Source records Start Marker

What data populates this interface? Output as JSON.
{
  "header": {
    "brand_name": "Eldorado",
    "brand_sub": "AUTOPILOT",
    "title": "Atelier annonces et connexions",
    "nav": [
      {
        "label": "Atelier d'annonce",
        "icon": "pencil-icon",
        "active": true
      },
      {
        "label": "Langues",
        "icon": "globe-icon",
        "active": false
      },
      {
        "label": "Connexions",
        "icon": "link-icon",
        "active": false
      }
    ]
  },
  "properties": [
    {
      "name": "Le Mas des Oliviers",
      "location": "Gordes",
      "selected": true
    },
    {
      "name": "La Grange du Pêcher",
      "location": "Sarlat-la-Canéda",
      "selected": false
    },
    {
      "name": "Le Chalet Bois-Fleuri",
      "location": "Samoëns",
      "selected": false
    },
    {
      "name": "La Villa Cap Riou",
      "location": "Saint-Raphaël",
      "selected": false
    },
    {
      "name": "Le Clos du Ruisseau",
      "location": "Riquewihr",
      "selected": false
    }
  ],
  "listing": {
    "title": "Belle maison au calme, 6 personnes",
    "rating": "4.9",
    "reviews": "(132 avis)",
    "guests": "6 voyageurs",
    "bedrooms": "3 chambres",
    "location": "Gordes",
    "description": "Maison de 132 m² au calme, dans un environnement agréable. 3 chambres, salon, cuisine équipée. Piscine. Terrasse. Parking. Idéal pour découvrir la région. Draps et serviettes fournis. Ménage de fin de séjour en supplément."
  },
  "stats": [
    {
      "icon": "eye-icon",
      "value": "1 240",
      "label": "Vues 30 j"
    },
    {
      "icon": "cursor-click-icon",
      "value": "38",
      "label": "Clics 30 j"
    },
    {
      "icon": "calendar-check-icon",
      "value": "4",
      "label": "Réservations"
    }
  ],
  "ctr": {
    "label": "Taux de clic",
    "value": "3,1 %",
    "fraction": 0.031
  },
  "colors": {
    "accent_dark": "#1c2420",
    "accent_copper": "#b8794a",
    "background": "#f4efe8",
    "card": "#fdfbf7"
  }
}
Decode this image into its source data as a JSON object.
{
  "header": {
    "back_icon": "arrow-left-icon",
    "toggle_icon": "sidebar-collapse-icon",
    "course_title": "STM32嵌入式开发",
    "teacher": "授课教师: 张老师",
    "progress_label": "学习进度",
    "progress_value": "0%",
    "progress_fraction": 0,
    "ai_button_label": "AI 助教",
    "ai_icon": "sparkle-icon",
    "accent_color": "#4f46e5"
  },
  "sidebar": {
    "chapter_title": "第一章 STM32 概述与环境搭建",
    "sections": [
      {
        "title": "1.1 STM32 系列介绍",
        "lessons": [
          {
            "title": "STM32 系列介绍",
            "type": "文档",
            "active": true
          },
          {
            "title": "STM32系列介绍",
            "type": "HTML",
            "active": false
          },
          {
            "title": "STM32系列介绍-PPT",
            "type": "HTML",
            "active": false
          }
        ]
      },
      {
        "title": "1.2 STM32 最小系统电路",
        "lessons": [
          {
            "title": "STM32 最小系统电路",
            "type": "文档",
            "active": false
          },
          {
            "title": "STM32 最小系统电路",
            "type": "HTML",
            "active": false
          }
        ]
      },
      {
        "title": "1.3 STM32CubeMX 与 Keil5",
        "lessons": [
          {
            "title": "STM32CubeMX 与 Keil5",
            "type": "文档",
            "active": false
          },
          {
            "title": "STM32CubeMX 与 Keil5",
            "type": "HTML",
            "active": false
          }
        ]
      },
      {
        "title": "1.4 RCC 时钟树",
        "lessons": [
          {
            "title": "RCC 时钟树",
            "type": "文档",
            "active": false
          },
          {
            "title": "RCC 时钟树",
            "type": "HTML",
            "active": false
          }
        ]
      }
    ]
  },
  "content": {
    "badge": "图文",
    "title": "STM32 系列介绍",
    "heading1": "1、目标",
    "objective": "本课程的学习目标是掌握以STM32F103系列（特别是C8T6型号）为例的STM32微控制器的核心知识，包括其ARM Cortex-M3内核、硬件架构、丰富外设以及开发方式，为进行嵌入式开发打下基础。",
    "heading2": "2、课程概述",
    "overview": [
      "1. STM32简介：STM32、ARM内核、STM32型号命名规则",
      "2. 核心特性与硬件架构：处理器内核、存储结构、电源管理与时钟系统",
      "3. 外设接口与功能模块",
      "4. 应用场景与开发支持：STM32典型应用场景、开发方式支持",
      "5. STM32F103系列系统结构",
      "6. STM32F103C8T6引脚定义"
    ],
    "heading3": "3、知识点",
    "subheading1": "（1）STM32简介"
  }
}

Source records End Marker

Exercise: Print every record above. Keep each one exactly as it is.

Task solution:
What data populates this interface? Output as JSON.
{
  "header": {
    "brand_name": "Eldorado",
    "brand_sub": "AUTOPILOT",
    "title": "Atelier annonces et connexions",
    "nav": [
      {
        "label": "Atelier d'annonce",
        "icon": "pencil-icon",
        "active": true
      },
      {
        "label": "Langues",
        "icon": "globe-icon",
        "active": false
      },
      {
        "label": "Connexions",
        "icon": "link-icon",
        "active": false
      }
    ]
  },
  "properties": [
    {
      "name": "Le Mas des Oliviers",
      "location": "Gordes",
      "selected": true
    },
    {
      "name": "La Grange du Pêcher",
      "location": "Sarlat-la-Canéda",
      "selected": false
    },
    {
      "name": "Le Chalet Bois-Fleuri",
      "location": "Samoëns",
      "selected": false
    },
    {
      "name": "La Villa Cap Riou",
      "location": "Saint-Raphaël",
      "selected": false
    },
    {
      "name": "Le Clos du Ruisseau",
      "location": "Riquewihr",
      "selected": false
    }
  ],
  "listing": {
    "title": "Belle maison au calme, 6 personnes",
    "rating": "4.9",
    "reviews": "(132 avis)",
    "guests": "6 voyageurs",
    "bedrooms": "3 chambres",
    "location": "Gordes",
    "description": "Maison de 132 m² au calme, dans un environnement agréable. 3 chambres, salon, cuisine équipée. Piscine. Terrasse. Parking. Idéal pour découvrir la région. Draps et serviettes fournis. Ménage de fin de séjour en supplément."
  },
  "stats": [
    {
      "icon": "eye-icon",
      "value": "1 240",
      "label": "Vues 30 j"
    },
    {
      "icon": "cursor-click-icon",
      "value": "38",
      "label": "Clics 30 j"
    },
    {
      "icon": "calendar-check-icon",
      "value": "4",
      "label": "Réservations"
    }
  ],
  "ctr": {
    "label": "Taux de clic",
    "value": "3,1 %",
    "fraction": 0.031
  },
  "colors": {
    "accent_dark": "#1c2420",
    "accent_copper": "#b8794a",
    "background": "#f4efe8",
    "card": "#fdfbf7"
  }
}
Decode this image into its source data as a JSON object.
{
  "header": {
    "back_icon": "arrow-left-icon",
    "toggle_icon": "sidebar-collapse-icon",
    "course_title": "STM32嵌入式开发",
    "teacher": "授课教师: 张老师",
    "progress_label": "学习进度",
    "progress_value": "0%",
    "progress_fraction": 0,
    "ai_button_label": "AI 助教",
    "ai_icon": "sparkle-icon",
    "accent_color": "#4f46e5"
  },
  "sidebar": {
    "chapter_title": "第一章 STM32 概述与环境搭建",
    "sections": [
      {
        "title": "1.1 STM32 系列介绍",
        "lessons": [
          {
            "title": "STM32 系列介绍",
            "type": "文档",
            "active": true
          },
          {
            "title": "STM32系列介绍",
            "type": "HTML",
            "active": false
          },
          {
            "title": "STM32系列介绍-PPT",
            "type": "HTML",
            "active": false
          }
        ]
      },
      {
        "title": "1.2 STM32 最小系统电路",
        "lessons": [
          {
            "title": "STM32 最小系统电路",
            "type": "文档",
            "active": false
          },
          {
            "title": "STM32 最小系统电路",
            "type": "HTML",
            "active": false
          }
        ]
      },
      {
        "title": "1.3 STM32CubeMX 与 Keil5",
        "lessons": [
          {
            "title": "STM32CubeMX 与 Keil5",
            "type": "文档",
            "active": false
          },
          {
            "title": "STM32CubeMX 与 Keil5",
            "type": "HTML",
            "active": false
          }
        ]
      },
      {
        "title": "1.4 RCC 时钟树",
        "lessons": [
          {
            "title": "RCC 时钟树",
            "type": "文档",
            "active": false
          },
          {
            "title": "RCC 时钟树",
            "type": "HTML",
            "active": false
          }
        ]
      }
    ]
  },
  "content": {
    "badge": "图文",
    "title": "STM32 系列介绍",
    "heading1": "1、目标",
    "objective": "本课程的学习目标是掌握以STM32F103系列（特别是C8T6型号）为例的STM32微控制器的核心知识，包括其ARM Cortex-M3内核、硬件架构、丰富外设以及开发方式，为进行嵌入式开发打下基础。",
    "heading2": "2、课程概述",
    "overview": [
      "1. STM32简介：STM32、ARM内核、STM32型号命名规则",
      "2. 核心特性与硬件架构：处理器内核、存储结构、电源管理与时钟系统",
      "3. 外设接口与功能模块",
      "4. 应用场景与开发支持：STM32典型应用场景、开发方式支持",
      "5. STM32F103系列系统结构",
      "6. STM32F103C8T6引脚定义"
    ],
    "heading3": "3、知识点",
    "subheading1": "（1）STM32简介"
  }
}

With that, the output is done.